====== Records shown

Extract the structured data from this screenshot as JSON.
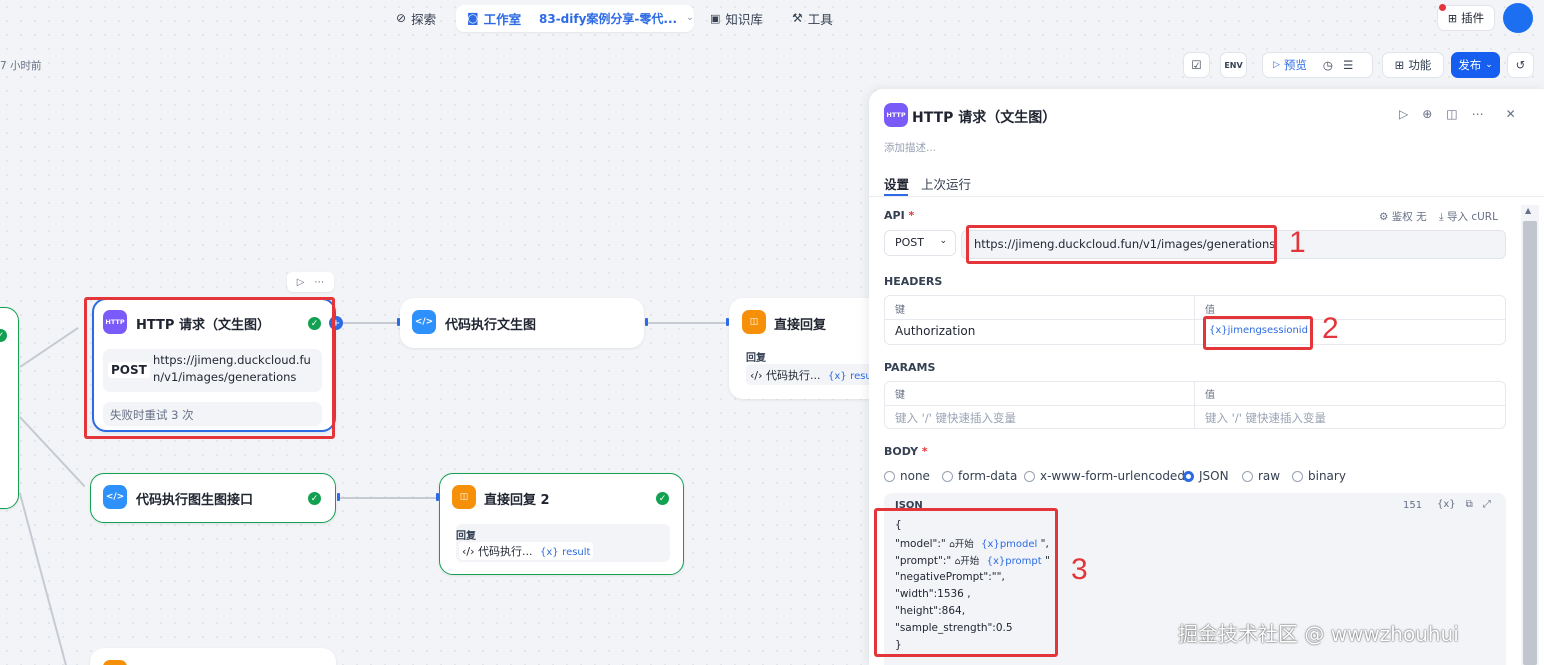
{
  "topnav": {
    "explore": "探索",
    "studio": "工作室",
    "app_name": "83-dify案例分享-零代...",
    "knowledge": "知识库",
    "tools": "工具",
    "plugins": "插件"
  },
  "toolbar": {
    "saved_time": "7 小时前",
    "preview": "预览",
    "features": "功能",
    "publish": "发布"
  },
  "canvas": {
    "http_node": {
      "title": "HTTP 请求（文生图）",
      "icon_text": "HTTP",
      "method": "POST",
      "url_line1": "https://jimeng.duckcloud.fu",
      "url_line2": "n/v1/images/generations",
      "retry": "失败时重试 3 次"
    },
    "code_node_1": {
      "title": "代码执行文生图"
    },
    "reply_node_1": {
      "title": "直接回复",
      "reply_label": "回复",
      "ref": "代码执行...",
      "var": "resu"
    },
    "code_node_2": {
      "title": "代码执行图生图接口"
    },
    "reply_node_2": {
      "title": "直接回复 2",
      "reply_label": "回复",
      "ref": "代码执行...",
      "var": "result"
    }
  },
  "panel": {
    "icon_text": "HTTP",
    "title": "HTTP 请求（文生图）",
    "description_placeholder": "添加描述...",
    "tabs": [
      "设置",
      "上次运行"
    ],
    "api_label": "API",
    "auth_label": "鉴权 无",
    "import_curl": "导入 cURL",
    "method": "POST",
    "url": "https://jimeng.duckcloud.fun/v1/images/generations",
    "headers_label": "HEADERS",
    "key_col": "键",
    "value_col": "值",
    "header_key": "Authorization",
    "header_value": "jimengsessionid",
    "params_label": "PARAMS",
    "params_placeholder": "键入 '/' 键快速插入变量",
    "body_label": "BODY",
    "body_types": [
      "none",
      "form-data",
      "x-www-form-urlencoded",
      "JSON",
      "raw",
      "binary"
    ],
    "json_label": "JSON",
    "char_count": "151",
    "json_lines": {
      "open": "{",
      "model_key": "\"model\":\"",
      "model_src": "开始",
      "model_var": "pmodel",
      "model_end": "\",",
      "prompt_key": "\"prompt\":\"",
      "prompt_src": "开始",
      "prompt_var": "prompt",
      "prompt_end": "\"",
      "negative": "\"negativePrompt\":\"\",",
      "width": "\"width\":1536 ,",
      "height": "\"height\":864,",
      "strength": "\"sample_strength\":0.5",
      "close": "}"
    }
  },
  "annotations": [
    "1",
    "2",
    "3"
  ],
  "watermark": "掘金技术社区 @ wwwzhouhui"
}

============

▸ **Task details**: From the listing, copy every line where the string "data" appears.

▸ **Answer section**:
Extract the structured data from this screenshot as JSON.
      "form-data",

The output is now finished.